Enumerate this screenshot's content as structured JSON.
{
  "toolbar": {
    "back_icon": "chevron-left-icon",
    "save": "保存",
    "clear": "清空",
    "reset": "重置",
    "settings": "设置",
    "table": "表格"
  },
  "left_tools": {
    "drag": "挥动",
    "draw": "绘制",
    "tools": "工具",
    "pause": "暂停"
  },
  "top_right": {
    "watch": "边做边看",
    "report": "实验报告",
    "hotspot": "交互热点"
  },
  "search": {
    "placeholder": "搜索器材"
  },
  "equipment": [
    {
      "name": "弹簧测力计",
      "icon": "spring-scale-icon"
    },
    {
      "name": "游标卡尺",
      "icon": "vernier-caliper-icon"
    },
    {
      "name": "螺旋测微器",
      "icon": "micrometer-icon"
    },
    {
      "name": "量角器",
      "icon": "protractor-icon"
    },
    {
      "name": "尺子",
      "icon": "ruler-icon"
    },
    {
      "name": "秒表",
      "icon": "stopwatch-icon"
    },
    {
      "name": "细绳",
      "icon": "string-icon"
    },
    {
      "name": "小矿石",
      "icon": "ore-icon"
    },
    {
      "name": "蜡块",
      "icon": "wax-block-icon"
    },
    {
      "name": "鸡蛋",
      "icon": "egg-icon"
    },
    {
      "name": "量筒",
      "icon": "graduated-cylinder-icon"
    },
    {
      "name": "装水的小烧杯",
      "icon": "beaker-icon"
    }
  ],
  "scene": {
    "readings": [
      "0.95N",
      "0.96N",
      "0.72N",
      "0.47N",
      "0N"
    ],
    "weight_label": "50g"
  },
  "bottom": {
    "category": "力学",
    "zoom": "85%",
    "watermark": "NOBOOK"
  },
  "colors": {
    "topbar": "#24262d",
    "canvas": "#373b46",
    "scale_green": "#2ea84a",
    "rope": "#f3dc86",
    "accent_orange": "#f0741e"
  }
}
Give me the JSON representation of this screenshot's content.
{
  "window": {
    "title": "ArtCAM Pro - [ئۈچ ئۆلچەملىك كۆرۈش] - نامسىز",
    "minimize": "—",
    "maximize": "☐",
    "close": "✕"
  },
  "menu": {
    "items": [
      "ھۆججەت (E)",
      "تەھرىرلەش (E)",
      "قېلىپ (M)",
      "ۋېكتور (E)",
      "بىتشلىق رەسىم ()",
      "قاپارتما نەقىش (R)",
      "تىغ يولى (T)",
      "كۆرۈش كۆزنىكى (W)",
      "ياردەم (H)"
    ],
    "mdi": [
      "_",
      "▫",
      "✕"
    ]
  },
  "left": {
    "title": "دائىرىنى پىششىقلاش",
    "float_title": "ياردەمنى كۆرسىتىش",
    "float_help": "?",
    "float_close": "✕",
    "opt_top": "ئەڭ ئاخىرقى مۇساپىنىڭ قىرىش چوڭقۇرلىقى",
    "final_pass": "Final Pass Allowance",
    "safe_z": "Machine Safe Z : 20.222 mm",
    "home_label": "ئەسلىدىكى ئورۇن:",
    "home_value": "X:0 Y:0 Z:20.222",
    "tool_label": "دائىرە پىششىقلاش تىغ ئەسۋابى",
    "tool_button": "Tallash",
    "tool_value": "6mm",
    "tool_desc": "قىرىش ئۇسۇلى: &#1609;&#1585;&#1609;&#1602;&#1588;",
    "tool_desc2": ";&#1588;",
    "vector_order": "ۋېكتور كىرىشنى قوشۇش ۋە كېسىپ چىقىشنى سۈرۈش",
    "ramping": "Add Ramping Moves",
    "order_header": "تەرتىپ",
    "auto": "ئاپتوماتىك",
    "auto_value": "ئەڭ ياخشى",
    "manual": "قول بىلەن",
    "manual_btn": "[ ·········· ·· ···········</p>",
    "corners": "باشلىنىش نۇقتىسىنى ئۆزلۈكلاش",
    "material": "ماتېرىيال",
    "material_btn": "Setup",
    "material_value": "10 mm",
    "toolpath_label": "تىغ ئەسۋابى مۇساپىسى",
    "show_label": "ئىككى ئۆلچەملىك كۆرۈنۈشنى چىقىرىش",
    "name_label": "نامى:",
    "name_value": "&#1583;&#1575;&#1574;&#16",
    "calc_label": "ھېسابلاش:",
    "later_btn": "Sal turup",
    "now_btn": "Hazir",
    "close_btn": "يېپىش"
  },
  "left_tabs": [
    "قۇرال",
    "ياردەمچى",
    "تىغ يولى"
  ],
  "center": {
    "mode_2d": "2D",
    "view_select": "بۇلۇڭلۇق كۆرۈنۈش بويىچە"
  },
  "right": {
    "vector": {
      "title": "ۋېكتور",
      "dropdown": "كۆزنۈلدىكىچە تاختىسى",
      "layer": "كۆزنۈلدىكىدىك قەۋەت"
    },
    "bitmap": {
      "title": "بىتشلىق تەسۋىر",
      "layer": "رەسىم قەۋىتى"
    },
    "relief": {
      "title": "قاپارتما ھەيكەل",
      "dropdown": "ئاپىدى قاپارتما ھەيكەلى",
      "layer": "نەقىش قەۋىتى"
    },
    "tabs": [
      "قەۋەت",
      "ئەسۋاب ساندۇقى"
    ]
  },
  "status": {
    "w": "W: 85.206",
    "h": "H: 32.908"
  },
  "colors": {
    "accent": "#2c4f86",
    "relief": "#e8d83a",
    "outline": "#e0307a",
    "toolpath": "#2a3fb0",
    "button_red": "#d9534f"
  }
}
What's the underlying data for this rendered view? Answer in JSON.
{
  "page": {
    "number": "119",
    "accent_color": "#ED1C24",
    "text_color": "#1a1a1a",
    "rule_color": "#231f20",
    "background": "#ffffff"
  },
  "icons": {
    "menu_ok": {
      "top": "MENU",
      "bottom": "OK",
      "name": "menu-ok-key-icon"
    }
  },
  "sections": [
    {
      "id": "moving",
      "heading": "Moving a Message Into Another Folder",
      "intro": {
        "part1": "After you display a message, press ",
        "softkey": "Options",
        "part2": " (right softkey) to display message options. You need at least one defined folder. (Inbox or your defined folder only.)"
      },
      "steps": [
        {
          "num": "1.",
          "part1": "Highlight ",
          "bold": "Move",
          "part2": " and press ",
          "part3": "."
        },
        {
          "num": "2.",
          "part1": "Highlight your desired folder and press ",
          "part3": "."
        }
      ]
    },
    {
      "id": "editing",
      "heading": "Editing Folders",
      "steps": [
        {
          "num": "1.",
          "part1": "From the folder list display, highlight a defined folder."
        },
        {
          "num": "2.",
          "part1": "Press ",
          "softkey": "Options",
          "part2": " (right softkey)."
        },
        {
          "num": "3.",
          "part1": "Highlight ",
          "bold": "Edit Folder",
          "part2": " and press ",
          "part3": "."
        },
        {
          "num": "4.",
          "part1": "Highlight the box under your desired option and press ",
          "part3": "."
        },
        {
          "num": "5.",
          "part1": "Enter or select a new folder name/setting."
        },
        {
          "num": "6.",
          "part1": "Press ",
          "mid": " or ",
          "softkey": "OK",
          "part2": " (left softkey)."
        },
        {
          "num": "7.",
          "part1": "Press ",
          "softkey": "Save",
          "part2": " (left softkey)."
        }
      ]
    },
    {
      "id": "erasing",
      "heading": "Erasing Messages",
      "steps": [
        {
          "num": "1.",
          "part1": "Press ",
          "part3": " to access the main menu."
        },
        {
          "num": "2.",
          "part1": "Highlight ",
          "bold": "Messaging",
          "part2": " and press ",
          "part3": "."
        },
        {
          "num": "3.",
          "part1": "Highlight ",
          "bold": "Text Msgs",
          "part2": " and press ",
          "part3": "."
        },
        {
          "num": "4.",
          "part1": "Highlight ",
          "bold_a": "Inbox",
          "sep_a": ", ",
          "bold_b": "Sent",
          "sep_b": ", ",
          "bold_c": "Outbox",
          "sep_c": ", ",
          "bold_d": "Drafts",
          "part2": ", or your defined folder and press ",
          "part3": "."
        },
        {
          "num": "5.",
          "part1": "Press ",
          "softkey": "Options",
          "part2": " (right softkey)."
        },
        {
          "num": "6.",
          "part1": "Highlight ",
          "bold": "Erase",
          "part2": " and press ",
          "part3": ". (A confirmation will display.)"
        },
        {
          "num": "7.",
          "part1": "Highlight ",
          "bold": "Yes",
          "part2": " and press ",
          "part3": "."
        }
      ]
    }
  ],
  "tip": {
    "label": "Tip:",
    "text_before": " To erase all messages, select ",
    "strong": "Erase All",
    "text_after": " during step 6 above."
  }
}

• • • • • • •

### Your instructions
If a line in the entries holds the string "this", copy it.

### Answer for the task
Enumerate this screenshot's content as structured JSON.
Give me the JSON representation of this screenshot's content.
What's the underlying data for this rendered view? Answer in JSON.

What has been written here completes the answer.